## What you will do
A word-for-word copy of the data is what's wanted, with no pictures.

★ ★ ★ ★

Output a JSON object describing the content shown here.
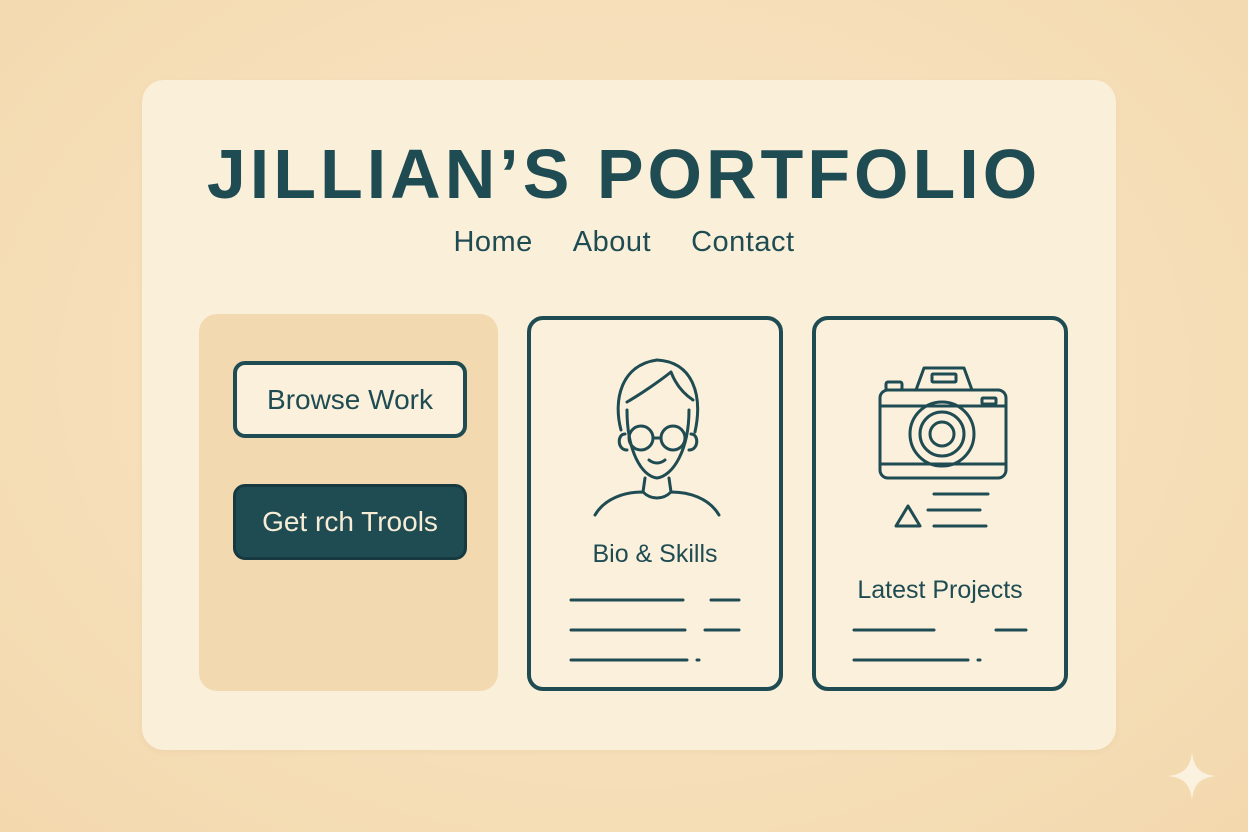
{
  "site": {
    "title": "JILLIAN’S PORTFOLIO"
  },
  "nav": {
    "items": [
      {
        "label": "Home"
      },
      {
        "label": "About"
      },
      {
        "label": "Contact"
      }
    ]
  },
  "sidebar": {
    "buttons": [
      {
        "label": "Browse Work",
        "style": "outline"
      },
      {
        "label": "Get rch Trools",
        "style": "solid"
      }
    ]
  },
  "cards": [
    {
      "label": "Bio & Skills",
      "icon": "person-with-glasses-icon"
    },
    {
      "label": "Latest Projects",
      "icon": "camera-icon"
    }
  ],
  "colors": {
    "background": "#f6dfba",
    "panel": "#faefd9",
    "accent": "#1f4b52",
    "sidebar": "#f3d9b0"
  }
}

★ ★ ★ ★

## Worked solution
Output a JSON object describing the content shown here.
{
  "site": {
    "title": "JILLIAN’S PORTFOLIO"
  },
  "nav": {
    "items": [
      {
        "label": "Home"
      },
      {
        "label": "About"
      },
      {
        "label": "Contact"
      }
    ]
  },
  "sidebar": {
    "buttons": [
      {
        "label": "Browse Work",
        "style": "outline"
      },
      {
        "label": "Get rch Trools",
        "style": "solid"
      }
    ]
  },
  "cards": [
    {
      "label": "Bio & Skills",
      "icon": "person-with-glasses-icon"
    },
    {
      "label": "Latest Projects",
      "icon": "camera-icon"
    }
  ],
  "colors": {
    "background": "#f6dfba",
    "panel": "#faefd9",
    "accent": "#1f4b52",
    "sidebar": "#f3d9b0"
  }
}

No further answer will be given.